The building known today as the Boulder Community Center was constructed in 1939 as the third Boulder school. An addition built around 1950 gave the school its present appearance and added two additional classrooms and indoor plumbing. The school was used for sixteen more years, after which time the School Board decided that local children would be bused to Pinedale schools instead. The Boulder School was closed in 1966.
In the early days, children walked or rode horseback to school. Wyoming winters were cold and children risked frostbite. Children did their work huddled around the wood stove for warmth and ink for the inkwells froze every night and slowly thawed during the day after the teacher built a fire. Penmanship classes were scheduled for the afternoons in order to in ensure liquid ink, according to recollections narrated to Mary Ann Steele for her article about the Boulder School that appeared in the Sublette County Journal on May 20, 1999. According to the article, cowboys of the day eagerly courted the school teachers and strove to gain places on the School Board so they could have a hand in selecting teachers, often insisting that the applicants send their pictures.

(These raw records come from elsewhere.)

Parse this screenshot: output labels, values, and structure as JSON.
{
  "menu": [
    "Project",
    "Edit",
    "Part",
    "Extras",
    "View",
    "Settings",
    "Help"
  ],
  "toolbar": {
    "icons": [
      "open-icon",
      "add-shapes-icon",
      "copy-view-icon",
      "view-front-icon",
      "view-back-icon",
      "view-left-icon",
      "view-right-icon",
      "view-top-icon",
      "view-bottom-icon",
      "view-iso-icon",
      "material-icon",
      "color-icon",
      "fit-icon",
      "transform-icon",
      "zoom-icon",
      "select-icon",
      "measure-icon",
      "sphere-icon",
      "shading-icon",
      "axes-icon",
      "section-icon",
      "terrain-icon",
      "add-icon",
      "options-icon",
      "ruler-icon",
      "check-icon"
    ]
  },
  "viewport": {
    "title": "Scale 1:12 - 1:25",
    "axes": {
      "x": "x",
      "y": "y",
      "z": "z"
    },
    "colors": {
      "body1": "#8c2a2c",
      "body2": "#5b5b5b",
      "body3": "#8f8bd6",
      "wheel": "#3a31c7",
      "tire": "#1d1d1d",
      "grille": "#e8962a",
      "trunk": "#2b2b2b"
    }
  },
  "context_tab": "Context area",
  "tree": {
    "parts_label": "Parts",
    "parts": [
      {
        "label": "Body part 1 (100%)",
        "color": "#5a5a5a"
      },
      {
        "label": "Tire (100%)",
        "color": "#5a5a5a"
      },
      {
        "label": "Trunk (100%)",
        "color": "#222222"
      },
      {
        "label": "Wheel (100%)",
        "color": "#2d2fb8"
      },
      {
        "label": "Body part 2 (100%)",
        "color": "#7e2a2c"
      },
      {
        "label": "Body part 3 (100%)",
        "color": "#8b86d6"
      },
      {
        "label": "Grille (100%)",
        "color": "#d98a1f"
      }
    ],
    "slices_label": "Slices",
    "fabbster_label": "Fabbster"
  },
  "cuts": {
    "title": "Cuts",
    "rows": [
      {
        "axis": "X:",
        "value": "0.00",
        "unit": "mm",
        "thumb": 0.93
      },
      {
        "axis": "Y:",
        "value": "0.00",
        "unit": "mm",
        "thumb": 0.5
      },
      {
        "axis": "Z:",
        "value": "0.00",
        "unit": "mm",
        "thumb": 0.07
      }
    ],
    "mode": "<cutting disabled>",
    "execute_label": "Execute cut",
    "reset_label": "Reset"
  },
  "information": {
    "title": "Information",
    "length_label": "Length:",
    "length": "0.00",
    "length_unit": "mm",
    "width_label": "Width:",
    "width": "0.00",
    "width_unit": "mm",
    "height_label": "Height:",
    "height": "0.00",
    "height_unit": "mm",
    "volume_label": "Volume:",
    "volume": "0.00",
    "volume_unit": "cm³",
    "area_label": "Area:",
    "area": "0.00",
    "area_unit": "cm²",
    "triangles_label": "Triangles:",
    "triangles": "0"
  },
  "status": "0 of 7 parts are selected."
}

The school house held many school programs, community activities and parties. During the 1920s pie auctions and box socials were held. Some locals recall that during the 1940s night courses in agriculture were held. Others remembered music and tap dancing being given.
Before the 1960s, the road was only oiled and not plowed, so the school bus was used only until about November when winter snows made the road impassable for the bus. The rest of the winter, children were brought in by team and wagon.

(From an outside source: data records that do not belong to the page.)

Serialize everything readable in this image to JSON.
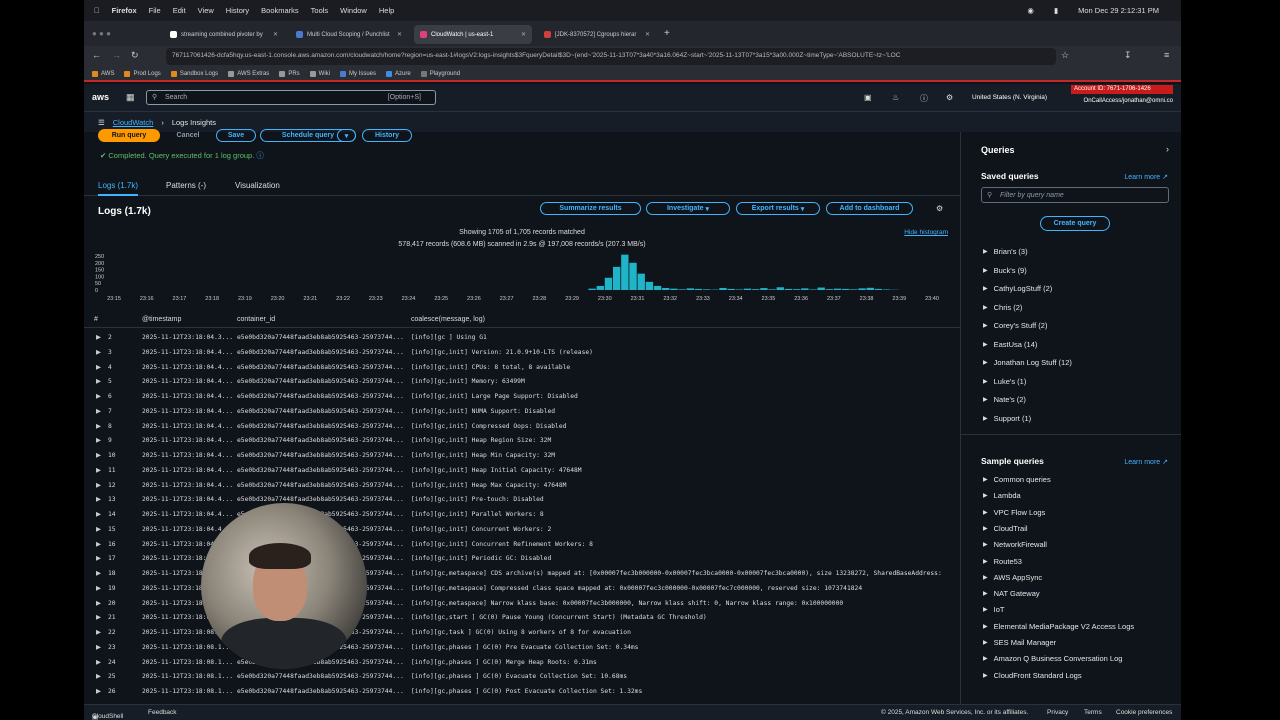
{
  "menubar": {
    "app": "Firefox",
    "items": [
      "File",
      "Edit",
      "View",
      "History",
      "Bookmarks",
      "Tools",
      "Window",
      "Help"
    ],
    "datetime": "Mon Dec 29  2:12:31 PM"
  },
  "tabs": [
    {
      "label": "streaming combined pivoter by",
      "color": "#ffffff"
    },
    {
      "label": "Multi Cloud Scoping / Punchlist",
      "color": "#4a7bd0"
    },
    {
      "label": "CloudWatch | us-east-1",
      "color": "#e0417a"
    },
    {
      "label": "[JDK-8370572] Cgroups hierar",
      "color": "#d04040"
    }
  ],
  "url": "767117061426-dcfa5hqy.us-east-1.console.aws.amazon.com/cloudwatch/home?region=us-east-1#logsV2:logs-insights$3FqueryDetail$3D~(end~'2025-11-13T07*3a40*3a16.064Z~start~'2025-11-13T07*3a15*3a00.000Z~timeType~'ABSOLUTE~tz~'LOC",
  "bookmarks": [
    "AWS",
    "Prod Logs",
    "Sandbox Logs",
    "AWS Extras",
    "PRs",
    "Wiki",
    "My Issues",
    "Azure",
    "Playground"
  ],
  "aws": {
    "logo": "aws",
    "search_placeholder": "Search",
    "search_hint": "[Option+S]",
    "region": "United States (N. Virginia)",
    "account": "Account ID: 7671-1706-1426",
    "user": "OnCallAccess/jonathan@omni.co"
  },
  "breadcrumb": {
    "service": "CloudWatch",
    "page": "Logs Insights"
  },
  "actions": {
    "run": "Run query",
    "cancel": "Cancel",
    "save": "Save",
    "schedule": "Schedule query",
    "history": "History",
    "status": "Completed. Query executed for 1 log group."
  },
  "result_tabs": [
    "Logs (1.7k)",
    "Patterns (-)",
    "Visualization"
  ],
  "logs": {
    "title": "Logs (1.7k)",
    "summarize": "Summarize results",
    "investigate": "Investigate",
    "export": "Export results",
    "dashboard": "Add to dashboard",
    "showing": "Showing 1705 of 1,705 records matched",
    "scanned": "578,417 records (608.6 MB) scanned in 2.9s @ 197,008 records/s (207.3 MB/s)",
    "hide_histogram": "Hide histogram"
  },
  "histogram": {
    "y_ticks": [
      "250",
      "200",
      "150",
      "100",
      "50",
      "0"
    ],
    "x_ticks": [
      "23:15",
      "23:16",
      "23:17",
      "23:18",
      "23:19",
      "23:20",
      "23:21",
      "23:22",
      "23:23",
      "23:24",
      "23:25",
      "23:26",
      "23:27",
      "23:28",
      "23:29",
      "23:30",
      "23:31",
      "23:32",
      "23:33",
      "23:34",
      "23:35",
      "23:36",
      "23:37",
      "23:38",
      "23:39",
      "23:40"
    ],
    "bars": [
      0,
      0,
      0,
      0,
      0,
      0,
      0,
      0,
      0,
      0,
      0,
      0,
      0,
      0,
      0,
      0,
      0,
      0,
      0,
      0,
      0,
      0,
      0,
      0,
      0,
      0,
      0,
      0,
      0,
      0,
      0,
      0,
      0,
      0,
      0,
      0,
      0,
      0,
      0,
      0,
      0,
      0,
      0,
      0,
      0,
      0,
      0,
      0,
      0,
      0,
      0,
      0,
      0,
      0,
      0,
      0,
      0,
      0,
      10,
      30,
      90,
      170,
      260,
      200,
      120,
      60,
      30,
      15,
      10,
      5,
      12,
      8,
      5,
      3,
      15,
      8,
      4,
      10,
      6,
      14,
      5,
      20,
      8,
      6,
      12,
      4,
      18,
      6,
      10,
      8,
      5,
      12,
      16,
      8,
      4,
      2,
      0,
      0
    ]
  },
  "table": {
    "headers": [
      "#",
      "@timestamp",
      "container_id",
      "coalesce(message, log)"
    ],
    "rows": [
      {
        "n": "2",
        "ts": "2025-11-12T23:18:04.3...",
        "cid": "e5e0bd320a77448faad3eb8ab5925463-25973744...",
        "msg": "[info][gc ] Using G1"
      },
      {
        "n": "3",
        "ts": "2025-11-12T23:18:04.4...",
        "cid": "e5e0bd320a77448faad3eb8ab5925463-25973744...",
        "msg": "[info][gc,init] Version: 21.0.9+10-LTS (release)"
      },
      {
        "n": "4",
        "ts": "2025-11-12T23:18:04.4...",
        "cid": "e5e0bd320a77448faad3eb8ab5925463-25973744...",
        "msg": "[info][gc,init] CPUs: 8 total, 8 available"
      },
      {
        "n": "5",
        "ts": "2025-11-12T23:18:04.4...",
        "cid": "e5e0bd320a77448faad3eb8ab5925463-25973744...",
        "msg": "[info][gc,init] Memory: 63499M"
      },
      {
        "n": "6",
        "ts": "2025-11-12T23:18:04.4...",
        "cid": "e5e0bd320a77448faad3eb8ab5925463-25973744...",
        "msg": "[info][gc,init] Large Page Support: Disabled"
      },
      {
        "n": "7",
        "ts": "2025-11-12T23:18:04.4...",
        "cid": "e5e0bd320a77448faad3eb8ab5925463-25973744...",
        "msg": "[info][gc,init] NUMA Support: Disabled"
      },
      {
        "n": "8",
        "ts": "2025-11-12T23:18:04.4...",
        "cid": "e5e0bd320a77448faad3eb8ab5925463-25973744...",
        "msg": "[info][gc,init] Compressed Oops: Disabled"
      },
      {
        "n": "9",
        "ts": "2025-11-12T23:18:04.4...",
        "cid": "e5e0bd320a77448faad3eb8ab5925463-25973744...",
        "msg": "[info][gc,init] Heap Region Size: 32M"
      },
      {
        "n": "10",
        "ts": "2025-11-12T23:18:04.4...",
        "cid": "e5e0bd320a77448faad3eb8ab5925463-25973744...",
        "msg": "[info][gc,init] Heap Min Capacity: 32M"
      },
      {
        "n": "11",
        "ts": "2025-11-12T23:18:04.4...",
        "cid": "e5e0bd320a77448faad3eb8ab5925463-25973744...",
        "msg": "[info][gc,init] Heap Initial Capacity: 47648M"
      },
      {
        "n": "12",
        "ts": "2025-11-12T23:18:04.4...",
        "cid": "e5e0bd320a77448faad3eb8ab5925463-25973744...",
        "msg": "[info][gc,init] Heap Max Capacity: 47648M"
      },
      {
        "n": "13",
        "ts": "2025-11-12T23:18:04.4...",
        "cid": "e5e0bd320a77448faad3eb8ab5925463-25973744...",
        "msg": "[info][gc,init] Pre-touch: Disabled"
      },
      {
        "n": "14",
        "ts": "2025-11-12T23:18:04.4...",
        "cid": "e5e0bd320a77448faad3eb8ab5925463-25973744...",
        "msg": "[info][gc,init] Parallel Workers: 8"
      },
      {
        "n": "15",
        "ts": "2025-11-12T23:18:04.4...",
        "cid": "e5e0bd320a77448faad3eb8ab5925463-25973744...",
        "msg": "[info][gc,init] Concurrent Workers: 2"
      },
      {
        "n": "16",
        "ts": "2025-11-12T23:18:04.4...",
        "cid": "e5e0bd320a77448faad3eb8ab5925463-25973744...",
        "msg": "[info][gc,init] Concurrent Refinement Workers: 8"
      },
      {
        "n": "17",
        "ts": "2025-11-12T23:18:04.4...",
        "cid": "e5e0bd320a77448faad3eb8ab5925463-25973744...",
        "msg": "[info][gc,init] Periodic GC: Disabled"
      },
      {
        "n": "18",
        "ts": "2025-11-12T23:18:04.4...",
        "cid": "e5e0bd320a77448faad3eb8ab5925463-25973744...",
        "msg": "[info][gc,metaspace] CDS archive(s) mapped at: [0x00007fec3b000000-0x00007fec3bca0000-0x00007fec3bca0000), size 13238272, SharedBaseAddress:"
      },
      {
        "n": "19",
        "ts": "2025-11-12T23:18:04.4...",
        "cid": "e5e0bd320a77448faad3eb8ab5925463-25973744...",
        "msg": "[info][gc,metaspace] Compressed class space mapped at: 0x00007fec3c000000-0x00007fec7c000000, reserved size: 1073741824"
      },
      {
        "n": "20",
        "ts": "2025-11-12T23:18:04.4...",
        "cid": "e5e0bd320a77448faad3eb8ab5925463-25973744...",
        "msg": "[info][gc,metaspace] Narrow klass base: 0x00007fec3b000000, Narrow klass shift: 0, Narrow klass range: 0x100000000"
      },
      {
        "n": "21",
        "ts": "2025-11-12T23:18:08.1...",
        "cid": "e5e0bd320a77448faad3eb8ab5925463-25973744...",
        "msg": "[info][gc,start ] GC(0) Pause Young (Concurrent Start) (Metadata GC Threshold)"
      },
      {
        "n": "22",
        "ts": "2025-11-12T23:18:08.1...",
        "cid": "e5e0bd320a77448faad3eb8ab5925463-25973744...",
        "msg": "[info][gc,task ] GC(0) Using 8 workers of 8 for evacuation"
      },
      {
        "n": "23",
        "ts": "2025-11-12T23:18:08.1...",
        "cid": "e5e0bd320a77448faad3eb8ab5925463-25973744...",
        "msg": "[info][gc,phases ] GC(0) Pre Evacuate Collection Set: 0.34ms"
      },
      {
        "n": "24",
        "ts": "2025-11-12T23:18:08.1...",
        "cid": "e5e0bd320a77448faad3eb8ab5925463-25973744...",
        "msg": "[info][gc,phases ] GC(0) Merge Heap Roots: 0.31ms"
      },
      {
        "n": "25",
        "ts": "2025-11-12T23:18:08.1...",
        "cid": "e5e0bd320a77448faad3eb8ab5925463-25973744...",
        "msg": "[info][gc,phases ] GC(0) Evacuate Collection Set: 10.68ms"
      },
      {
        "n": "26",
        "ts": "2025-11-12T23:18:08.1...",
        "cid": "e5e0bd320a77448faad3eb8ab5925463-25973744...",
        "msg": "[info][gc,phases ] GC(0) Post Evacuate Collection Set: 1.32ms"
      }
    ]
  },
  "queries_panel": {
    "title": "Queries",
    "saved_title": "Saved queries",
    "learn_more": "Learn more",
    "filter_placeholder": "Filter by query name",
    "create": "Create query",
    "saved": [
      "Brian's (3)",
      "Buck's (9)",
      "CathyLogStuff (2)",
      "Chris (2)",
      "Corey's Stuff (2)",
      "EastUsa (14)",
      "Jonathan Log Stuff (12)",
      "Luke's (1)",
      "Nate's (2)",
      "Support (1)"
    ],
    "sample_title": "Sample queries",
    "samples": [
      "Common queries",
      "Lambda",
      "VPC Flow Logs",
      "CloudTrail",
      "NetworkFirewall",
      "Route53",
      "AWS AppSync",
      "NAT Gateway",
      "IoT",
      "Elemental MediaPackage V2 Access Logs",
      "SES Mail Manager",
      "Amazon Q Business Conversation Log",
      "CloudFront Standard Logs"
    ]
  },
  "footer": {
    "cloudshell": "CloudShell",
    "feedback": "Feedback",
    "copyright": "© 2025, Amazon Web Services, Inc. or its affiliates.",
    "privacy": "Privacy",
    "terms": "Terms",
    "cookies": "Cookie preferences"
  },
  "colors": {
    "accent": "#42b4ff",
    "run": "#ff9900",
    "bar": "#1fb4c8",
    "account": "#c91b1b"
  }
}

In 1978, the School House became the Boulder Community Center and the Teacherage was renovated and rented as a residence. The Community Center was remodeled with new paint and paneled, and volunteers repaired the roof and floor. Boulder ladies sewed new curtains for the stage. The 1st-3rd grade classroom was cleaned, painted and carpeted. A new bar was built for the lunchroom, and the kitchen was remodeled. The building was used for community dances and functions throughout the year. In 1999, the Boulder community once again rallied together and held functions and fundraisers to raise money to put a new metal roof on the old building. Events included a donation and consignment auction, bake sale, luncheon and various raffles.
Today, the Boulder Volunteer Fireman's Barbecue and Open House is held in September each year at the Boulder Community Center. Other private functions and community gatherings take place at the Community Center throughout the year.

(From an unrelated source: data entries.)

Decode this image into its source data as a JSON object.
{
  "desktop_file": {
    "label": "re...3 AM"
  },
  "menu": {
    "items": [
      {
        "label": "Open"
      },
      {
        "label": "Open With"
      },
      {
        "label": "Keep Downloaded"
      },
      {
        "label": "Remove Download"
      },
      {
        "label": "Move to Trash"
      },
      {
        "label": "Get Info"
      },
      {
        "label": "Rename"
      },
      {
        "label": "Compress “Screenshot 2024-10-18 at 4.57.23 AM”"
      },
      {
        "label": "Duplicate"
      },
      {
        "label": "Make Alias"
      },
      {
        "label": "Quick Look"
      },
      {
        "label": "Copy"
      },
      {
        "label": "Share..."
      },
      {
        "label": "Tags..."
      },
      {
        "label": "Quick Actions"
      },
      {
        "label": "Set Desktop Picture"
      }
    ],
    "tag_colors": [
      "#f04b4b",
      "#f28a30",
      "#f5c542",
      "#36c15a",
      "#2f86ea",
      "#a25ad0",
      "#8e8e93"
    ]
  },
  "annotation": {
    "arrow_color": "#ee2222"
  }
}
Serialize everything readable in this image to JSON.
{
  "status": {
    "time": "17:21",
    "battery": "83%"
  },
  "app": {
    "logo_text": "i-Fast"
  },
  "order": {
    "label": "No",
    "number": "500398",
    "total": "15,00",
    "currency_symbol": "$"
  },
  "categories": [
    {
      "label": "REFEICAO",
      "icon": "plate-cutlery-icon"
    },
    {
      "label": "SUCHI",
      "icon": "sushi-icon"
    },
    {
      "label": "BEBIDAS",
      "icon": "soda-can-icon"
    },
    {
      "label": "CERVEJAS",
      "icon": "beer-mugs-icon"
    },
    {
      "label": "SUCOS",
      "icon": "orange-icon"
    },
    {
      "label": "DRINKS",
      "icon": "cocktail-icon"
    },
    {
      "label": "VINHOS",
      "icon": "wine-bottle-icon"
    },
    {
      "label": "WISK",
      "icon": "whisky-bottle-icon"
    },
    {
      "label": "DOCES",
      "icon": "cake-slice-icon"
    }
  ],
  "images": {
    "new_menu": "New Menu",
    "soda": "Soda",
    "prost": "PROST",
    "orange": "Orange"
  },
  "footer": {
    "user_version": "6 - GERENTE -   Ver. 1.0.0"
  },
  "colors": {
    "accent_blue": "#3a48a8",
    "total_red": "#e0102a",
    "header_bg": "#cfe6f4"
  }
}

Boulder Community Center maintained by
This web page is the companion of a brochure sponsored by the Sublette County Historic Preservation Board that highlights four historic community buildings within Sublette County. Brochure and web site created by Wind River Web Services and Sublette.com in Pinedale, Wyoming.
This project was financed in part with funds granted to the Sublette County Historic Preservation Board from the National Park Service, U.S. Department of Interior. The Wyoming State Historic Preservation Office administers these federal funds as part of Wyoming's Certified Local Government program. This program receives Federal financial assistance for identification and protection of historic properties. The contents and opinions do not necessarily reflect the views or policies of the Department of the Interior. Under Title VI of the Civil Rights Act of 1964, Section 504 of the Rehabilitation Act of 1973, and the Age Discrimination Act of 1975, as amended, the U. S. Department of the Interior prohibits discrimination on the basis of race, color, national origin, handicap or age in its federally assisted programs. If you believe you have been discriminated against in any program, activity, or facility as described above, or if you desire further information, please write to: Office of Equal Employment Opportunity, National Park Service, P.O. Box 37127, Washington, D.C. 20013-7127.